But for most noodle addicts, adding such ingredients defeats the purpose of an instant two-minute meal. Most rural consumers simply boil the noodles and add the powdered spices that come with the packet. Surveys have shown that 70 percent of Nepali children are severely malnourished. Up to 20 per¬cent of them are said to suffer from third-degree protein deficiency. Warns an official at the Central Food Re¬search Laboratory: "This condition is sure to deteriorate if more children eat noodles as a whole meal."
Binod Chaudhary of Nepal-Thai Foods, which produces the "WaiWai" and "MaMa" brand instant noodles, dis¬putes these charges: "Being wheat-based with at least 14 percent protein and 10 percent fat, the noodles are highly nutritious."
MARCO POLO´S RETURN
Krishna Acharya of Pokhara´s Gandaki Noodles Factory says: "We are proud to have changed the eating habits of Nepalis within a short span of six years." Gandaki is the maker of the "RaRa" brand noodle and has recently brought Marco Polo a full circle, as it were, by introducing macaroni, spaghetti and vermicelli in the Himalayan market.
Fierce competition and the chal-lenge of convincing a nation what to eat has prompted both organisations to spend heavily on promotion. Volup¬tuous noodle lovers grace television screens and radio jingles exhort Nepalis to devour the stuff anywhere, anytime. Packaging material is printed in Sin¬gapore and add 8 us cents (NRs2.20) to the cost of each packet.
Despite the costs and newspaper warnings about the high content of monosodium glutamate (azinomoto), more and more Nepalis seem to have become noodle junkies. Sales have wriggled up from 10,000 packets a day in 1985 to 25,000 a day in January 1989. Gandaki sells most of its noodles in rural areas. The ads seem to have worked like magic — the crinkly packets are now found from tea-shops in Jog-bani in the eastern Tarai to trekking lodges below Thorung La in Manang, at 5,400m.
"Our sales are rising by 20 percent every year. Noodles have become as common as jeans," says Acharya. The denim analogy seems to reflect a marketing strategy that proselytises the
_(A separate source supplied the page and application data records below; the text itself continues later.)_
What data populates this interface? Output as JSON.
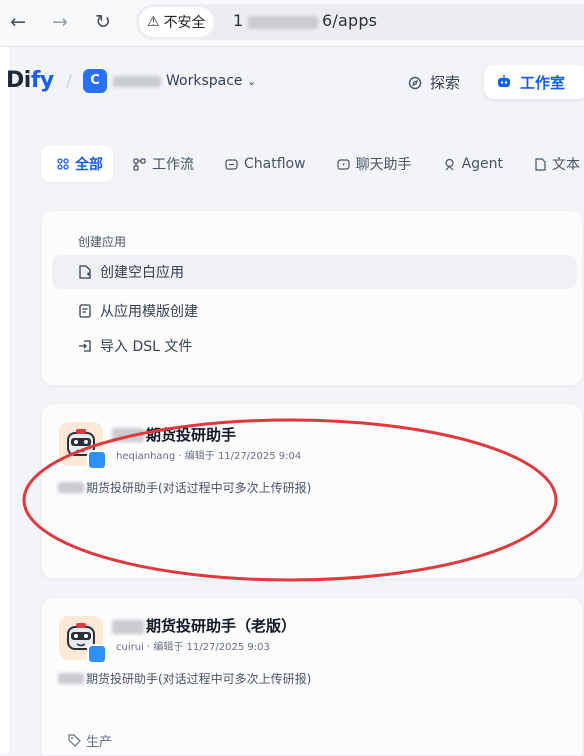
{
  "browser": {
    "security_label": "不安全",
    "url_prefix": "1",
    "url_suffix": "6/apps"
  },
  "header": {
    "logo_text_a": "Di",
    "logo_text_b": "fy",
    "workspace_initial": "C",
    "workspace_label": "Workspace",
    "explore_label": "探索",
    "studio_label": "工作室"
  },
  "tabs": [
    {
      "label": "全部",
      "icon": "grid-icon"
    },
    {
      "label": "工作流",
      "icon": "workflow-icon"
    },
    {
      "label": "Chatflow",
      "icon": "chatflow-icon"
    },
    {
      "label": "聊天助手",
      "icon": "chat-icon"
    },
    {
      "label": "Agent",
      "icon": "agent-icon"
    },
    {
      "label": "文本",
      "icon": "doc-icon"
    }
  ],
  "create": {
    "title": "创建应用",
    "items": [
      {
        "label": "创建空白应用",
        "icon": "file-plus-icon"
      },
      {
        "label": "从应用模版创建",
        "icon": "template-icon"
      },
      {
        "label": "导入 DSL 文件",
        "icon": "import-icon"
      }
    ]
  },
  "apps": [
    {
      "name": "期货投研助手",
      "meta": "heqianhang · 编辑于 11/27/2025 9:04",
      "desc": "期货投研助手(对话过程中可多次上传研报)"
    },
    {
      "name": "期货投研助手（老版）",
      "meta": "cuirui · 编辑于 11/27/2025 9:03",
      "desc": "期货投研助手(对话过程中可多次上传研报)",
      "tag": "生产"
    }
  ],
  "colors": {
    "accent": "#155eef",
    "annotation": "#e0383f",
    "background": "#f2f4f7"
  }
}
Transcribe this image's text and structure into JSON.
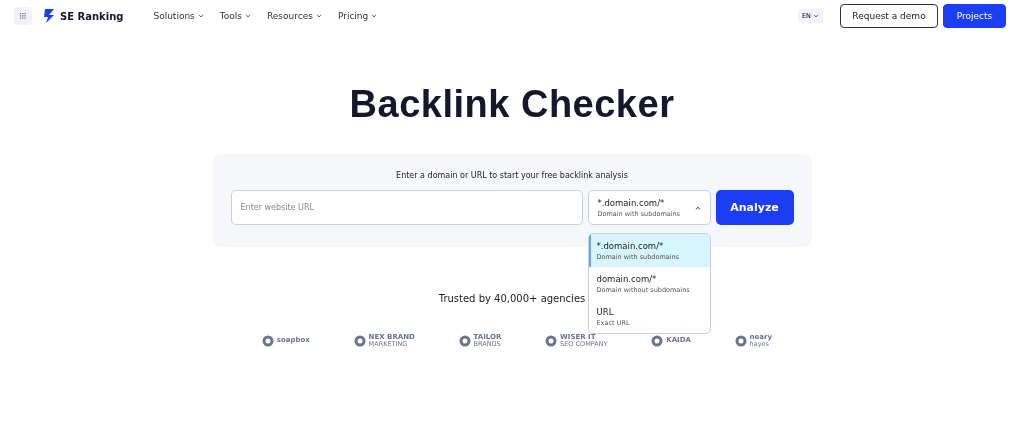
{
  "nav": {
    "brand": "SE Ranking",
    "menu": [
      {
        "label": "Solutions"
      },
      {
        "label": "Tools"
      },
      {
        "label": "Resources"
      },
      {
        "label": "Pricing"
      }
    ],
    "language": "EN",
    "buttons": [
      {
        "label": "Request a demo",
        "kind": "outline"
      },
      {
        "label": "Projects",
        "kind": "primary"
      }
    ]
  },
  "title": "Backlink Checker",
  "search": {
    "prompt": "Enter a domain or URL to start your free backlink analysis",
    "placeholder": "Enter website URL",
    "scope": {
      "value": "*.domain.com/*",
      "hint": "Domain with subdomains",
      "expanded": true
    },
    "button": "Analyze",
    "options": [
      {
        "value": "*.domain.com/*",
        "hint": "Domain with subdomains",
        "selected": true
      },
      {
        "value": "domain.com/*",
        "hint": "Domain without subdomains",
        "selected": false
      },
      {
        "value": "URL",
        "hint": "Exact URL",
        "selected": false
      }
    ]
  },
  "trusted": "Trusted by 40,000+ agencies",
  "logos": [
    {
      "name": "soapbox"
    },
    {
      "name": "NEX BRAND",
      "sub": "MARKETING"
    },
    {
      "name": "TAILOR",
      "sub": "BRANDS"
    },
    {
      "name": "WISER IT",
      "sub": "SEO COMPANY"
    },
    {
      "name": "KAIDA"
    },
    {
      "name": "neary",
      "sub": "hayes"
    }
  ]
}
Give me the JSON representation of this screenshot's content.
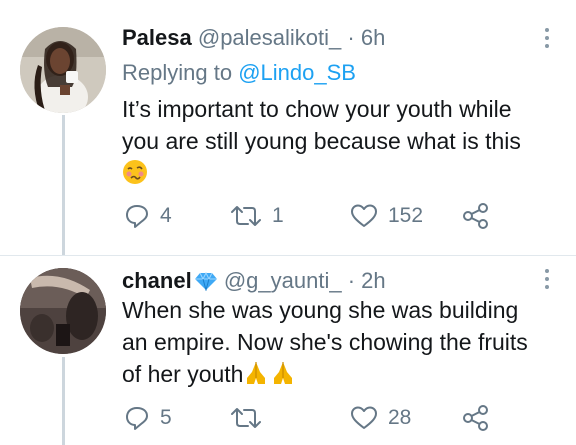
{
  "tweets": [
    {
      "name": "Palesa",
      "handle": "@palesalikoti_",
      "time": "· 6h",
      "reply_prefix": "Replying to ",
      "reply_mention": "@Lindo_SB",
      "line1": "It’s important to chow your youth while",
      "line2": "you are still young because what is this",
      "emoji": "woozy-face-emoji",
      "replies": "4",
      "retweets": "1",
      "likes": "152"
    },
    {
      "name": "chanel",
      "verified_emoji": "blue-diamond-emoji",
      "handle": "@g_yaunti_",
      "time": "· 2h",
      "line1": "When she was young she was building",
      "line2": "an empire. Now she's chowing the fruits",
      "line3": "of her youth",
      "emoji": "folded-hands-emoji",
      "replies": "5",
      "retweets": "",
      "likes": "28"
    }
  ],
  "colors": {
    "text": "#14171a",
    "secondary": "#657786",
    "link": "#1da1f2",
    "divider": "#e1e8ed"
  }
}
public to emulate eating habits of alien consumer cultures or glamorous screen personalities. Gandaki and Nepal-Thai both launched door-to-door sales and gave away free samples. Gift coupons could win noodlers television sets, motorcycles and even tuition fees for their tots.
Gandaki Noodles´ production of noodles jumped from 200 tons to 700 tons in a five-year period. It earned NRs30 million in that time and spent up to 25 percent of its net earnings on promotion in Nepal and in India. Both brands had made inroads into the In¬dian market until the Indo-Nepal trade dispute put a stop to it.But despite jabs from critics and nutritionists who call pre-cooked nood¬ les junk food, the product seems to have filled a need for fast, easy-to- prepare and fuel-saving meals. Despite
the assertion of anthropologists that a peoples´ eating habit is the most difficult thing to change, Nepalis seem to be attacking their WaiWais and RaRas with the same relish as they do their gundruk and bhat.
Prakash Khanal is a science writer based in Kathmandu.